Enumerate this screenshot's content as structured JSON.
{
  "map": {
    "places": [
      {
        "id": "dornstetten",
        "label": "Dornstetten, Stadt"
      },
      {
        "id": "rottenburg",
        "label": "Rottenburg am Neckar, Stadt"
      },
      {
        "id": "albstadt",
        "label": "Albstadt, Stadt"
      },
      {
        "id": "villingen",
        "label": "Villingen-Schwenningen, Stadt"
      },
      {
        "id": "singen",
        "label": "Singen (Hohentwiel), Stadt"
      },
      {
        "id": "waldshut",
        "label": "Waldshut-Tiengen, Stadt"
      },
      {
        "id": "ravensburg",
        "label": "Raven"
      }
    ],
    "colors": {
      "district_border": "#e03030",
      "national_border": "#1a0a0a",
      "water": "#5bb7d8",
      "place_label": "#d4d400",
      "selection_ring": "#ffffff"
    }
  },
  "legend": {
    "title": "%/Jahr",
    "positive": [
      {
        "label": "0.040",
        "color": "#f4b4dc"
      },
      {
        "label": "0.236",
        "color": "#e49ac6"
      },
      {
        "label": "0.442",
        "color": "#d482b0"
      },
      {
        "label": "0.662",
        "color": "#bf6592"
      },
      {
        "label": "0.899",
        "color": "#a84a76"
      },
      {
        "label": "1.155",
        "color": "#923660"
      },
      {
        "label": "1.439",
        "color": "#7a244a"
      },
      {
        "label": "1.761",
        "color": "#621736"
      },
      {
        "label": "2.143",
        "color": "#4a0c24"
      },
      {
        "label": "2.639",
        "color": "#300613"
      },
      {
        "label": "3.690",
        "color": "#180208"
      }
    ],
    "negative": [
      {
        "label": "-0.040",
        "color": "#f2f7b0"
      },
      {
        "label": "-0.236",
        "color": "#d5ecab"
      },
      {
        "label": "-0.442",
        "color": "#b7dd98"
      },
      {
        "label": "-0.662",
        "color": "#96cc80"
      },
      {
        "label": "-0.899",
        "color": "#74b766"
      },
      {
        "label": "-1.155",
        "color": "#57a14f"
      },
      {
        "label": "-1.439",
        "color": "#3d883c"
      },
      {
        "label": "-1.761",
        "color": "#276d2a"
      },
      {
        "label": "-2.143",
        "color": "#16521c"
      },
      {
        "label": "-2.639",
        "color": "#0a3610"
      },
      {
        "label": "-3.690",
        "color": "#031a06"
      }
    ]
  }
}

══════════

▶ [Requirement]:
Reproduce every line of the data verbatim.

▶ [Expected answer]:
Enumerate this screenshot's content as structured JSON.
{
  "map": {
    "places": [
      {
        "id": "dornstetten",
        "label": "Dornstetten, Stadt"
      },
      {
        "id": "rottenburg",
        "label": "Rottenburg am Neckar, Stadt"
      },
      {
        "id": "albstadt",
        "label": "Albstadt, Stadt"
      },
      {
        "id": "villingen",
        "label": "Villingen-Schwenningen, Stadt"
      },
      {
        "id": "singen",
        "label": "Singen (Hohentwiel), Stadt"
      },
      {
        "id": "waldshut",
        "label": "Waldshut-Tiengen, Stadt"
      },
      {
        "id": "ravensburg",
        "label": "Raven"
      }
    ],
    "colors": {
      "district_border": "#e03030",
      "national_border": "#1a0a0a",
      "water": "#5bb7d8",
      "place_label": "#d4d400",
      "selection_ring": "#ffffff"
    }
  },
  "legend": {
    "title": "%/Jahr",
    "positive": [
      {
        "label": "0.040",
        "color": "#f4b4dc"
      },
      {
        "label": "0.236",
        "color": "#e49ac6"
      },
      {
        "label": "0.442",
        "color": "#d482b0"
      },
      {
        "label": "0.662",
        "color": "#bf6592"
      },
      {
        "label": "0.899",
        "color": "#a84a76"
      },
      {
        "label": "1.155",
        "color": "#923660"
      },
      {
        "label": "1.439",
        "color": "#7a244a"
      },
      {
        "label": "1.761",
        "color": "#621736"
      },
      {
        "label": "2.143",
        "color": "#4a0c24"
      },
      {
        "label": "2.639",
        "color": "#300613"
      },
      {
        "label": "3.690",
        "color": "#180208"
      }
    ],
    "negative": [
      {
        "label": "-0.040",
        "color": "#f2f7b0"
      },
      {
        "label": "-0.236",
        "color": "#d5ecab"
      },
      {
        "label": "-0.442",
        "color": "#b7dd98"
      },
      {
        "label": "-0.662",
        "color": "#96cc80"
      },
      {
        "label": "-0.899",
        "color": "#74b766"
      },
      {
        "label": "-1.155",
        "color": "#57a14f"
      },
      {
        "label": "-1.439",
        "color": "#3d883c"
      },
      {
        "label": "-1.761",
        "color": "#276d2a"
      },
      {
        "label": "-2.143",
        "color": "#16521c"
      },
      {
        "label": "-2.639",
        "color": "#0a3610"
      },
      {
        "label": "-3.690",
        "color": "#031a06"
      }
    ]
  }
}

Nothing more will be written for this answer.